[Data about app and page elements]
BEGIN

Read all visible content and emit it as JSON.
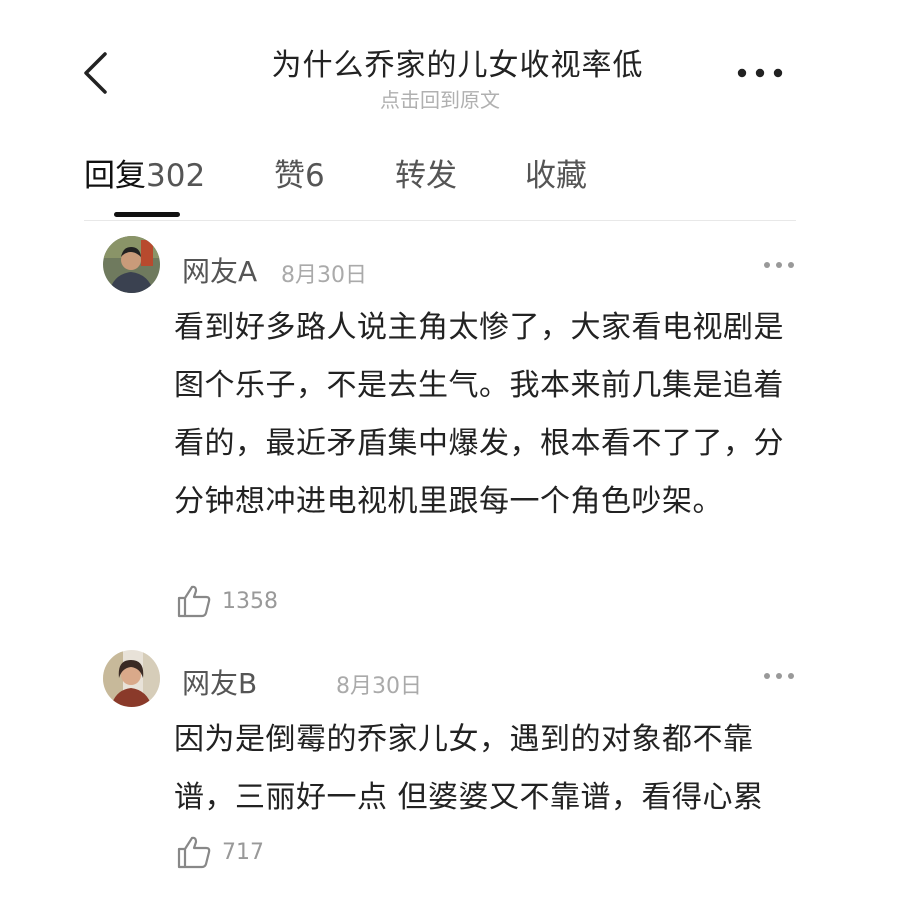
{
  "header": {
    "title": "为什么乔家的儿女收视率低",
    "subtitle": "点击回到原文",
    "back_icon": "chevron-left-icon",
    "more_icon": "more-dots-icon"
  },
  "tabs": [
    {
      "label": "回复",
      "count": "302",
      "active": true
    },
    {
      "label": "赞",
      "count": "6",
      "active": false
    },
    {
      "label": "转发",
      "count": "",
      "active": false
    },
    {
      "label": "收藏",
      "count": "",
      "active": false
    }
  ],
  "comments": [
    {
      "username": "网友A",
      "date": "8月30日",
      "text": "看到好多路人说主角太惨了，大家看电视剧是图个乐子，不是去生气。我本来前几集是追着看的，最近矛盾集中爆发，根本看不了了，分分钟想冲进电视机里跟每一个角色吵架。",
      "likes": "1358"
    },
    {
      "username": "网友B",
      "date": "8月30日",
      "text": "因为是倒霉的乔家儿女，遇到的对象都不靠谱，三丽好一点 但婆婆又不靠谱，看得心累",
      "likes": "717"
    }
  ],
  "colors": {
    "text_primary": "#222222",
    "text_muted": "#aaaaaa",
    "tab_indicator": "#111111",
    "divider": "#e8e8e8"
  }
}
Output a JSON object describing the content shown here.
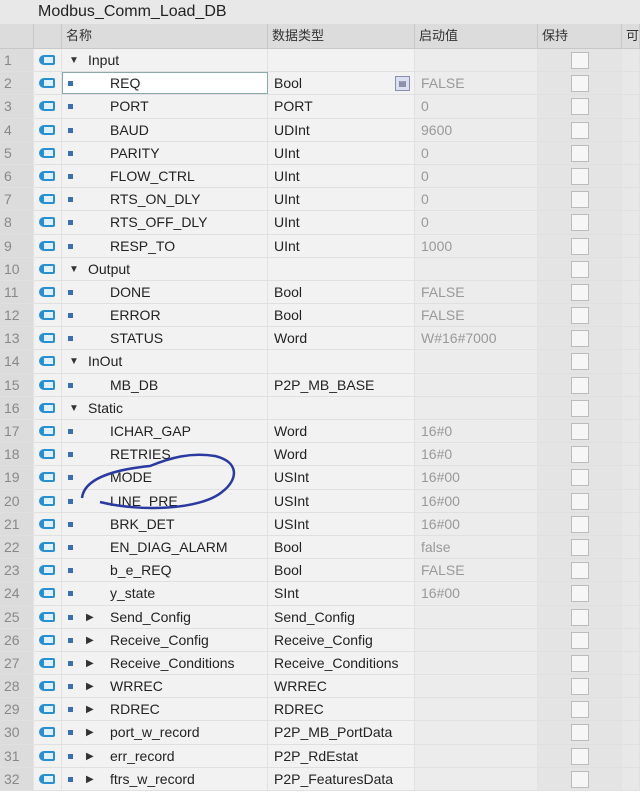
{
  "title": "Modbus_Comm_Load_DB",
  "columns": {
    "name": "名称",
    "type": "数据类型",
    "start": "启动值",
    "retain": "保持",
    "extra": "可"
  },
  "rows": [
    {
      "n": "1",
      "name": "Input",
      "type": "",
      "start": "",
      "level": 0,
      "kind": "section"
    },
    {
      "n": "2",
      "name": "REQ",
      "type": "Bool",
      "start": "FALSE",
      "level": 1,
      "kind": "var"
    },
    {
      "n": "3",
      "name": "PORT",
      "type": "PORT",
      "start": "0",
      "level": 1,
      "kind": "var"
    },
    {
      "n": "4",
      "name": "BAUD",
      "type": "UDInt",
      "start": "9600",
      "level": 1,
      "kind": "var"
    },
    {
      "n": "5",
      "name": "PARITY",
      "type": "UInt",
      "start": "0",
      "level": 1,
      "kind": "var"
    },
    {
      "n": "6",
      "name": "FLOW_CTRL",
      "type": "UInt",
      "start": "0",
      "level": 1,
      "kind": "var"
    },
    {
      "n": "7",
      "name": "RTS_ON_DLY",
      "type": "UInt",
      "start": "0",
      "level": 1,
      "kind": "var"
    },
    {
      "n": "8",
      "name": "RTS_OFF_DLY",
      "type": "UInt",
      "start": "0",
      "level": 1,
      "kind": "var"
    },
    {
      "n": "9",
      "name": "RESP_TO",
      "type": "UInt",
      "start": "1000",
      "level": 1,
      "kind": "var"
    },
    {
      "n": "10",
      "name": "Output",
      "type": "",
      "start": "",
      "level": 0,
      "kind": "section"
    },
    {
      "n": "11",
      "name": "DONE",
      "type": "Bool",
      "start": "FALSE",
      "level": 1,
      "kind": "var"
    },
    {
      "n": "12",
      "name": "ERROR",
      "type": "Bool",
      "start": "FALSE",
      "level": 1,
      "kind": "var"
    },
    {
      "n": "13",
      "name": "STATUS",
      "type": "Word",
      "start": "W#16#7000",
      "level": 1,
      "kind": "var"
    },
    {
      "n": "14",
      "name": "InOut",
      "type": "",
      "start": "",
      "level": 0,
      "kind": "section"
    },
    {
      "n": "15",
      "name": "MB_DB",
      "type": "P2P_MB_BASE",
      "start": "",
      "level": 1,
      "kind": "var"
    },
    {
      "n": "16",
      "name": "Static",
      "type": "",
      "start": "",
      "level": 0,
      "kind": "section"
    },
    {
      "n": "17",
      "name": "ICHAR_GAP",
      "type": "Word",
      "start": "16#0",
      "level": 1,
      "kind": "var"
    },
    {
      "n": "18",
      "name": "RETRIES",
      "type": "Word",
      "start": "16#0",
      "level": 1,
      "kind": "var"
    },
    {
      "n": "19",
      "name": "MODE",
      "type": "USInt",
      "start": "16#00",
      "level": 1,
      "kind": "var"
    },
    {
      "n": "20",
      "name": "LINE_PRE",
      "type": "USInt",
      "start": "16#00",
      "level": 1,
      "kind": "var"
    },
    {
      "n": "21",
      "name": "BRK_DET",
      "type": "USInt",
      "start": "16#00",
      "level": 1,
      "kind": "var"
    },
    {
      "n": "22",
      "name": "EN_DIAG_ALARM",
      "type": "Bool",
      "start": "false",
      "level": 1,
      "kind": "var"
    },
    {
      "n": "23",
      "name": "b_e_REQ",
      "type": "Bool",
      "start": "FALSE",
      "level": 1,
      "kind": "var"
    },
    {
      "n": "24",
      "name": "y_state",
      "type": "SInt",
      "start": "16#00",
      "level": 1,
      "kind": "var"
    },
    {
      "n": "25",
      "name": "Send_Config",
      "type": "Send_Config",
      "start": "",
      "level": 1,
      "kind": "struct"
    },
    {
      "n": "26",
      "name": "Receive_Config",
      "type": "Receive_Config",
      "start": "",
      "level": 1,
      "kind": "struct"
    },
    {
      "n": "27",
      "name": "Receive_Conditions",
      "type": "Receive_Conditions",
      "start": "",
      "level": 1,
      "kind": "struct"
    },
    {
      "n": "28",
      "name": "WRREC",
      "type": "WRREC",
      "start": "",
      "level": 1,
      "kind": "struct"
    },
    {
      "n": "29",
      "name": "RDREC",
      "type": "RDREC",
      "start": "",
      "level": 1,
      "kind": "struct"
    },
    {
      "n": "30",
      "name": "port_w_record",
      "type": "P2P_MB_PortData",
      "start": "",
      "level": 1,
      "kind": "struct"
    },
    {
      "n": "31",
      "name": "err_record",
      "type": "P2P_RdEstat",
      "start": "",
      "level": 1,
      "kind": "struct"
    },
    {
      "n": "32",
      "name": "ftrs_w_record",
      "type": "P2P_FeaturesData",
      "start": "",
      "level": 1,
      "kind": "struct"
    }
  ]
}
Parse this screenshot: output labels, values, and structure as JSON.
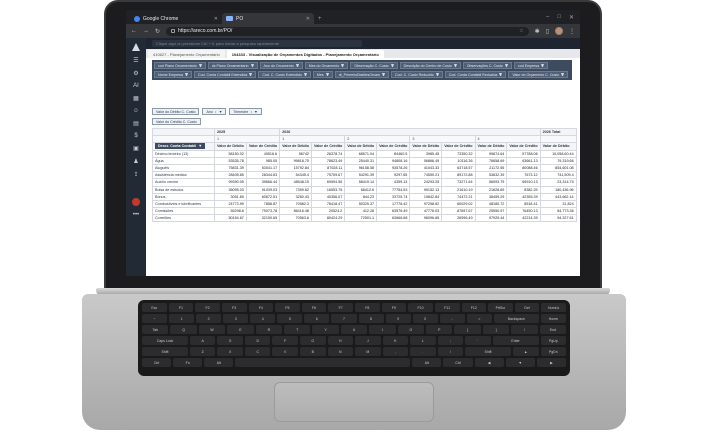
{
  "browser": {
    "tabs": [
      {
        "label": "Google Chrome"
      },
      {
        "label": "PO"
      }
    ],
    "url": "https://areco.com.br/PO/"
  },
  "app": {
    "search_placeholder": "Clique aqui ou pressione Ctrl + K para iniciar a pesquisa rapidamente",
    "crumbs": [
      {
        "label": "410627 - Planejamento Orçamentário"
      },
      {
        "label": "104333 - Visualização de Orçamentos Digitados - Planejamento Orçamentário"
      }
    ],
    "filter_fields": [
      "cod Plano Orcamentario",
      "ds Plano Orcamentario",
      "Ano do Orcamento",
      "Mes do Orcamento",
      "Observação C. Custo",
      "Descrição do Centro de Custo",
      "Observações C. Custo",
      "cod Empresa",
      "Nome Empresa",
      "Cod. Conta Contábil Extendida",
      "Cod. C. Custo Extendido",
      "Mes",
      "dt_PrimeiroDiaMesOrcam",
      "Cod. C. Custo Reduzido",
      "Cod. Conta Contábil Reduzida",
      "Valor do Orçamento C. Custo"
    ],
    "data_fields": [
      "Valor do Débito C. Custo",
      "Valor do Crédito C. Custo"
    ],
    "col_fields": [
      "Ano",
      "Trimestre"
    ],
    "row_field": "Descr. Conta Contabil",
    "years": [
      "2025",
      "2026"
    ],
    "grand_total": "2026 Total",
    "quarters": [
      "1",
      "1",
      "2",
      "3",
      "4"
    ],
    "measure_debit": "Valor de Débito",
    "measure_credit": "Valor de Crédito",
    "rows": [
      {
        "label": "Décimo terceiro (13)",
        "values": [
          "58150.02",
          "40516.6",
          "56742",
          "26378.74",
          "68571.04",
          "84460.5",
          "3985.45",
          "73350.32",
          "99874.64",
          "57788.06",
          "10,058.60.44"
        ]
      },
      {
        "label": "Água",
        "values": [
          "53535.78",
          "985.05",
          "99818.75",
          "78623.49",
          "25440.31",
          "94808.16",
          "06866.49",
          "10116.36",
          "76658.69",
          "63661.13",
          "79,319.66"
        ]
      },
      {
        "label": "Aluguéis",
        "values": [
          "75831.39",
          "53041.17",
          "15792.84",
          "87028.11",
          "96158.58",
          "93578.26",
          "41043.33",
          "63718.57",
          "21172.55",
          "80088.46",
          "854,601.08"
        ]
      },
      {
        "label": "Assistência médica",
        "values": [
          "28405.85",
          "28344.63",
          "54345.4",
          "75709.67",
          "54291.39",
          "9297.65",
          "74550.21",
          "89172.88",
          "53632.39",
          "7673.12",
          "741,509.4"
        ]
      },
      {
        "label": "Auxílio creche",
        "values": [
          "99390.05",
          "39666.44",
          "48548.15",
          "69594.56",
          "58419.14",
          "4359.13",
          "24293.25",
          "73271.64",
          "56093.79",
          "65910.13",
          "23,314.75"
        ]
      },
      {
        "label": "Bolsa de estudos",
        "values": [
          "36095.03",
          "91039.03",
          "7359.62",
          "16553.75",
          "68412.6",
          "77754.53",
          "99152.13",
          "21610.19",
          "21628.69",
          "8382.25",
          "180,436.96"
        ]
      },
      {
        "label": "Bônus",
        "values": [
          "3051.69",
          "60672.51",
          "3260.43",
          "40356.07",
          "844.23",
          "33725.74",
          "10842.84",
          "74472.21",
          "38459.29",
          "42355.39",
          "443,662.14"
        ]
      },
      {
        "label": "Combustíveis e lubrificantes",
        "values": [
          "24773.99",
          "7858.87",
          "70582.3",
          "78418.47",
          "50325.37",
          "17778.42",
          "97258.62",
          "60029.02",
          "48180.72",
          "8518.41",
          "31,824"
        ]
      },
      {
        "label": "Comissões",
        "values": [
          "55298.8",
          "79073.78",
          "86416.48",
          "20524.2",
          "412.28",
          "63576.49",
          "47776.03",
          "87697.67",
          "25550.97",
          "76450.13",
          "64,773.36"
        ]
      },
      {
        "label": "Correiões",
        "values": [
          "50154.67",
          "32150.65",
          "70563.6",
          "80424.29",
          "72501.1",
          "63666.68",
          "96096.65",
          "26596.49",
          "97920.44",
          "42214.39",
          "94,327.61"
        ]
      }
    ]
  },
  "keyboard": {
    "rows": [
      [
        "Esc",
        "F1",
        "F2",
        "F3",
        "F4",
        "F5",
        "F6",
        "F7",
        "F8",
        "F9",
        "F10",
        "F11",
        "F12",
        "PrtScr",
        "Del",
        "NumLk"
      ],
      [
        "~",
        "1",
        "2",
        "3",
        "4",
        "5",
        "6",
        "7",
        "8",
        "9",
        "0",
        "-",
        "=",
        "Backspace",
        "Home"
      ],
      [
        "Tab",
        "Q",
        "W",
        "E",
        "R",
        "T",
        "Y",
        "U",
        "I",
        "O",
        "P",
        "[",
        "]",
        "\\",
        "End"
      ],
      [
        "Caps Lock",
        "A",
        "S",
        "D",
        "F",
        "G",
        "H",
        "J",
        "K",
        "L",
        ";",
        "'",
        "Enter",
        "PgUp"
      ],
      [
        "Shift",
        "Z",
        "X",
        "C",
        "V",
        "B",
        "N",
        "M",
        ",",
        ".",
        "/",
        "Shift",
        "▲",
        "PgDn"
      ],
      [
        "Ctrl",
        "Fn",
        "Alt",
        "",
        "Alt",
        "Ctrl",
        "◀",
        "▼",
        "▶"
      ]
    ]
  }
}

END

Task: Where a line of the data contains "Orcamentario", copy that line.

Exercise result:
      "cod Plano Orcamentario",
      "ds Plano Orcamentario",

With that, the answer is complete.